In other words, I’m finding a coping strategy. Cancer is not fun. The radiation treatment where they bash your prostate to bits lasts every day for a month. And I hope it’s going to keep me alive.

I also discover that none of this treatment truly hurts. Discomfort, yes, but no pain. And I’m cared for by wonderful NHS urologists, oncologists, radiologists and others who even during the height of Covid give me blood tests, biopsies, scans, rectal insertions, radiotherapy and abundant emotional as well as physical support.

Prostate cancer is the most common cancer in men. It kills around 12,000 every year but there are more than 300,000 out there living with it or after it. Yet lockdown has played havoc with screenings being postponed and patients reluctant to visit their doctors. Some have suggested this will cause tens of thousands more prostate and other cancer deaths. It needn’t be yours. Go get that PSA test, and another next year. Catch it early before it bites!

I’m having my final scan before radiation treatment starts. A ridiculously young radiologist announces that she’s going to tattoo me – “down there”. I ask if it’s permanent. It will be.

“Can I have a butterfly?” I ask.

“No, it’s a bullseye,” she replies.

And frankly, gentlemen, you want the guys and gals who run The Great Zapper to have something really accurate to aim at “down there”.

Broadcaster Bill Turnbull has spoken openly about his prostate cancer in a bid to raise awareness - Channel 4
Broadcaster Bill Turnbull has spoken openly about his prostate cancer in a bid to raise awareness - Channel 4

Then off to Southampton University Hospital, every day for a month, to get some of the best anti-cancer treatment the country has to offer – up to now it’s been foreplay; this is the serious bit.

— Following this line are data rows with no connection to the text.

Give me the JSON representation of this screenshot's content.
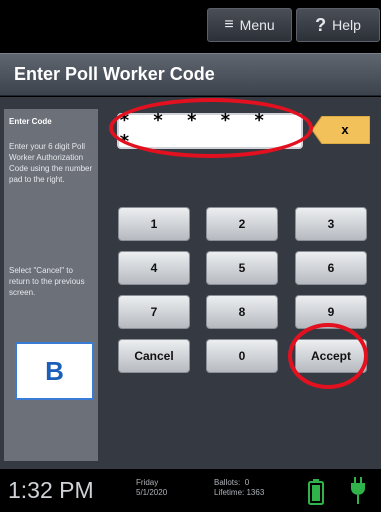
{
  "topbar": {
    "menu_label": "Menu",
    "menu_icon": "hamburger-icon",
    "help_label": "Help",
    "help_icon": "question-mark-icon"
  },
  "title": "Enter Poll Worker Code",
  "sidebar": {
    "heading": "Enter Code",
    "instructions": "Enter your 6 digit Poll Worker Authorization Code using the number pad to the right.",
    "cancel_note": "Select \"Cancel\" to return to the previous screen."
  },
  "code_field": {
    "value": "* * * * * *"
  },
  "clear_button": {
    "label": "x"
  },
  "keypad": {
    "keys": [
      "1",
      "2",
      "3",
      "4",
      "5",
      "6",
      "7",
      "8",
      "9"
    ],
    "cancel": "Cancel",
    "zero": "0",
    "accept": "Accept"
  },
  "annotation": {
    "label": "B",
    "marker_color": "#e3101f",
    "label_color": "#1c5fb8"
  },
  "status": {
    "time": "1:32 PM",
    "day": "Friday",
    "date": "5/1/2020",
    "ballots_label": "Ballots:",
    "ballots_value": "0",
    "lifetime_label": "Lifetime:",
    "lifetime_value": "1363",
    "battery_icon": "battery-full-icon",
    "power_icon": "plug-icon",
    "status_color": "#2fb34a"
  },
  "colors": {
    "accent": "#f2c15a",
    "panel": "#353a42",
    "sidebar": "#6b7079"
  }
}
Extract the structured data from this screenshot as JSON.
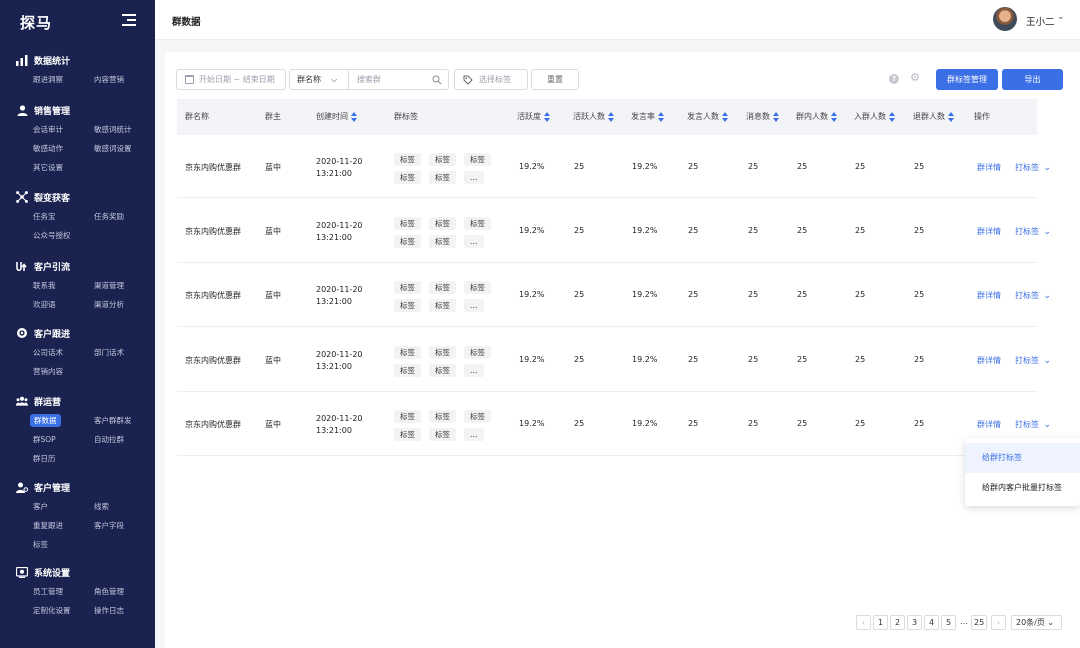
{
  "sidebar": {
    "brand": "探马",
    "sections": [
      {
        "title": "数据统计",
        "icon": "bar-chart-icon",
        "items": [
          "跟进洞察",
          "内容营销"
        ]
      },
      {
        "title": "销售管理",
        "icon": "person-icon",
        "items": [
          "会话审计",
          "敏感词统计",
          "敏感动作",
          "敏感词设置",
          "其它设置"
        ]
      },
      {
        "title": "裂变获客",
        "icon": "fission-icon",
        "items": [
          "任务宝",
          "任务奖励",
          "公众号授权"
        ]
      },
      {
        "title": "客户引流",
        "icon": "funnel-icon",
        "items": [
          "联系我",
          "渠道管理",
          "欢迎语",
          "渠道分析"
        ]
      },
      {
        "title": "客户跟进",
        "icon": "target-icon",
        "items": [
          "公司话术",
          "部门话术",
          "营销内容"
        ]
      },
      {
        "title": "群运营",
        "icon": "group-icon",
        "items": [
          "群数据",
          "客户群群发",
          "群SOP",
          "自动拉群",
          "群日历"
        ],
        "active": "群数据"
      },
      {
        "title": "客户管理",
        "icon": "user-manage-icon",
        "items": [
          "客户",
          "线索",
          "重复跟进",
          "客户字段",
          "标签"
        ]
      },
      {
        "title": "系统设置",
        "icon": "settings-icon",
        "items": [
          "员工管理",
          "角色管理",
          "定制化设置",
          "操作日志"
        ]
      }
    ]
  },
  "header": {
    "title": "群数据",
    "user_name": "王小二"
  },
  "filters": {
    "date_placeholder": "开始日期 ~ 结束日期",
    "search_type": "群名称",
    "search_placeholder": "搜索群",
    "tag_placeholder": "选择标签",
    "reset_label": "重置",
    "tag_manage_label": "群标签管理",
    "export_label": "导出"
  },
  "table": {
    "columns": [
      "群名称",
      "群主",
      "创建时间",
      "群标签",
      "活跃度",
      "活跃人数",
      "发言率",
      "发言人数",
      "消息数",
      "群内人数",
      "入群人数",
      "退群人数",
      "操作"
    ],
    "rows": [
      {
        "name": "京东内购优惠群",
        "owner": "蓝中",
        "date": "2020-11-20",
        "time": "13:21:00",
        "tags": [
          "标签",
          "标签",
          "标签",
          "标签",
          "标签",
          "…"
        ],
        "activity": "19.2%",
        "active_count": "25",
        "speak_rate": "19.2%",
        "speak_count": "25",
        "messages": "25",
        "members": "25",
        "joined": "25",
        "left": "25",
        "detail": "群详情",
        "tagging": "打标签"
      },
      {
        "name": "京东内购优惠群",
        "owner": "蓝中",
        "date": "2020-11-20",
        "time": "13:21:00",
        "tags": [
          "标签",
          "标签",
          "标签",
          "标签",
          "标签",
          "…"
        ],
        "activity": "19.2%",
        "active_count": "25",
        "speak_rate": "19.2%",
        "speak_count": "25",
        "messages": "25",
        "members": "25",
        "joined": "25",
        "left": "25",
        "detail": "群详情",
        "tagging": "打标签"
      },
      {
        "name": "京东内购优惠群",
        "owner": "蓝中",
        "date": "2020-11-20",
        "time": "13:21:00",
        "tags": [
          "标签",
          "标签",
          "标签",
          "标签",
          "标签",
          "…"
        ],
        "activity": "19.2%",
        "active_count": "25",
        "speak_rate": "19.2%",
        "speak_count": "25",
        "messages": "25",
        "members": "25",
        "joined": "25",
        "left": "25",
        "detail": "群详情",
        "tagging": "打标签"
      },
      {
        "name": "京东内购优惠群",
        "owner": "蓝中",
        "date": "2020-11-20",
        "time": "13:21:00",
        "tags": [
          "标签",
          "标签",
          "标签",
          "标签",
          "标签",
          "…"
        ],
        "activity": "19.2%",
        "active_count": "25",
        "speak_rate": "19.2%",
        "speak_count": "25",
        "messages": "25",
        "members": "25",
        "joined": "25",
        "left": "25",
        "detail": "群详情",
        "tagging": "打标签"
      },
      {
        "name": "京东内购优惠群",
        "owner": "蓝中",
        "date": "2020-11-20",
        "time": "13:21:00",
        "tags": [
          "标签",
          "标签",
          "标签",
          "标签",
          "标签",
          "…"
        ],
        "activity": "19.2%",
        "active_count": "25",
        "speak_rate": "19.2%",
        "speak_count": "25",
        "messages": "25",
        "members": "25",
        "joined": "25",
        "left": "25",
        "detail": "群详情",
        "tagging": "打标签"
      }
    ]
  },
  "dropdown": {
    "items": [
      "给群打标签",
      "给群内客户批量打标签"
    ]
  },
  "pagination": {
    "pages": [
      "1",
      "2",
      "3",
      "4",
      "5",
      "…",
      "25"
    ],
    "page_size": "20条/页"
  },
  "colors": {
    "sidebar_bg": "#1a2350",
    "primary": "#3a6fe6",
    "header_bg": "#f3f4f7"
  }
}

Masked, alone, no visitors allowed. In certain parts of my life I am Lord Dobbs etc, but here I’m just like everyone else. Sick. In need of help.

One of the other patients – let’s call him Robbie – always greets me with a smile. His cancer has spread. His treatment can’t cure him, at best might buy him three or four more years. Yet here he is, supporting others.

I ask how he can be so cheerful.

“Hell, we’re all facing health problems,” Robbie says, “and one of the biggest problems amongst men is silence. You know, before I got here I was on my own. I never knew others shared exactly the same stuff. Until now.”

With that, the last of my fears disappear. I begin to realise how lucky I am. To have had the tests and caught this bloody thing so early, to be allowed to look at my life afresh and decide what in it is truly important. Prostate cancer has been a life-changing experience, and bizarrely to this point it’s been almost entirely positive.

An infant Michael (centre) with his brothers Peter and David
An infant Michael (centre) with his brothers Peter and David

For sure, some of the side effects have been unpleasant. The prostate is gatekeeper to your bowels and bladder and other important bits, so when you beat it to a pulp there are times when it kicks back. One day I felt as if I’d run three marathons, but it passed. And when I felt rough, I rejoiced that those little bastard prostate cells were having an even tougher time. Nothing in my treatment has been particularly painful, and certainly not as painful as having to face my family and say goodbye. That, I suspect, will not happen, at least not yet.

It’s now six months after I was diagnosed and four weeks since my treatment. It’s impossible to say I’m cured but there’s no sign of lingering side effects. Everything still seems to be in working order “down there”. I’ve lectured my sons – or at least their more sensible wives – that given our family history they must get PSA tests regularly from the age of 40. I tell them there’s nothing to fear. It’s fear, and stupid male silence, that will kill them. It was that silence that killed my father.

I’m working out, walking long distances, shifting piles of logs ready for the winter, looking forward. Not everyone is left in my position, of course. Not Robbie.

“Let’s be optimists,” I said, “and have lunch together in 20 years’ time.”

“Excellent idea,” he said. “I’ll make the reservation.”

For further information or support about prostate cancer go to Prostate Cancer UK or Macmillan Cancer Support